Jim Schweigert President, Gro Alliance

A third-generation seedsman, Jim Schweigert grew up in the family seed business and was exposed to industry issues at an early age. He earned a Bachelor of Arts in public relations from the University of Minnesota and worked for corporate public relations firms in Minneapolis, Chicago and Atlanta before joining the family business full time in 2003. He has since been active in the American Seed Trade Association, the Independent Professional Seed Association and earned his master’s in seed technology and business from Iowa State University. As president, Schweigert manages client contracts and crop planning, as well as business development and new market opportunities. His unique background and experience make him one of the seed industry’s leaders in innovation. As such, he was honored as Seed World’s 2009 Future Giant and currently serves as chair of the board of directors for Seed Programs International.

For much of the U.S. Corn Belt, this spring was cool and wet. Farmers and seed companies were anxious about seed corn planted in tough conditions. If you were concerned about how your seed would perform, I don’t blame you. While a standard germination test indicates how seed will perform in ideal conditions, there is often little transparency about how that same seed will handle stress.

This is when vigor really matters.

Vigor is the measurement of how seed will perform in tough conditions and is impacted by many seed production practices. For the sake of brevity, the major impacts on seed vigor can be divided into two buckets: access to information and equipment, people and processes.

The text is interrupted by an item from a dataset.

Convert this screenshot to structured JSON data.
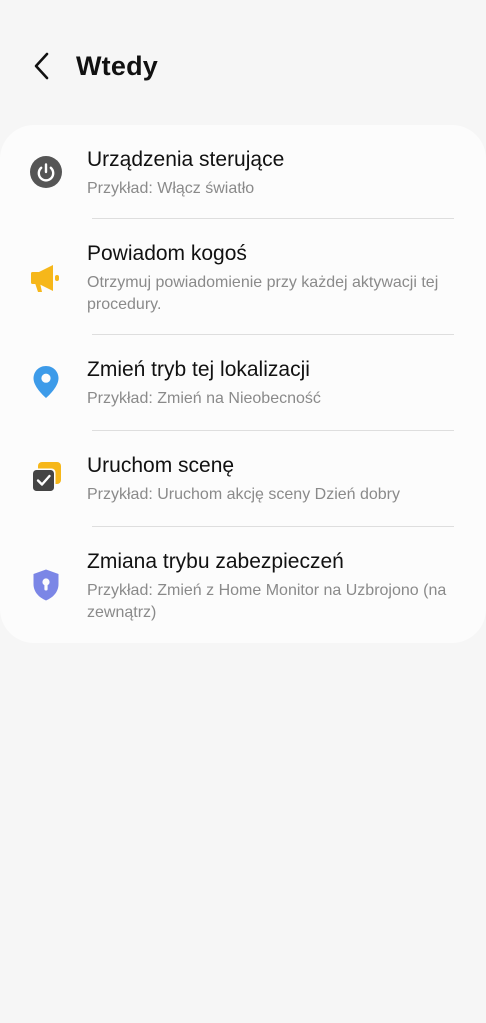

Access to Information
Access to production information that impacts seed vigor is vital. Proper harvest moisture, drying temperatures and shelling moisture are key. If this information isn’t readily shared, or available upon request, there’s a chance the producer may cut corners during the harvest, drying and shelling process. Properly handling seed at the right moisture during all post-harvest stages is important. Not doing so can have a long tail in terms of poor stands and shorter shelf life, even if the initial germination scores are within tolerances.

Equipment, People and Processes
Poor seed handling equipment, including standard grain legs, far drops and outdated cleaning and sizing equipment increase the likelihood of elevated levels of mechanical damage, which reduce vigor. Furthermore, every kernel should be color sorted to eliminate seed with visible defects and ran across a gravity table to remove seed with internal defects, such as low density. Proper seed treatment application is also crucial. Today’s advanced batch treaters allow incredible treatment rate accuracy on a per seed basis. A good practice is to periodically send seed to a reputable lab for a seed treatment loading test to ensure treatment coverage is accurate on every kernel. This is especially important with higher rate chemicals.

Finally, the equipment operators need to be quality experts and receive constant training on the newest techniques and processes to maximize vigor. Having a standardized approach to continuous improvement, such as ISO:9001, or the equivalent is crucial. This ensures seed quality is evaluated at multiple stages during the production process and the equipment is adjusted to ensure a high-quality product.

In short, knowing exactly how your seed is handled should be a high priority. Seed vigor can be the difference between your company and the competition in a challenging spring, so don’t leave it to chance!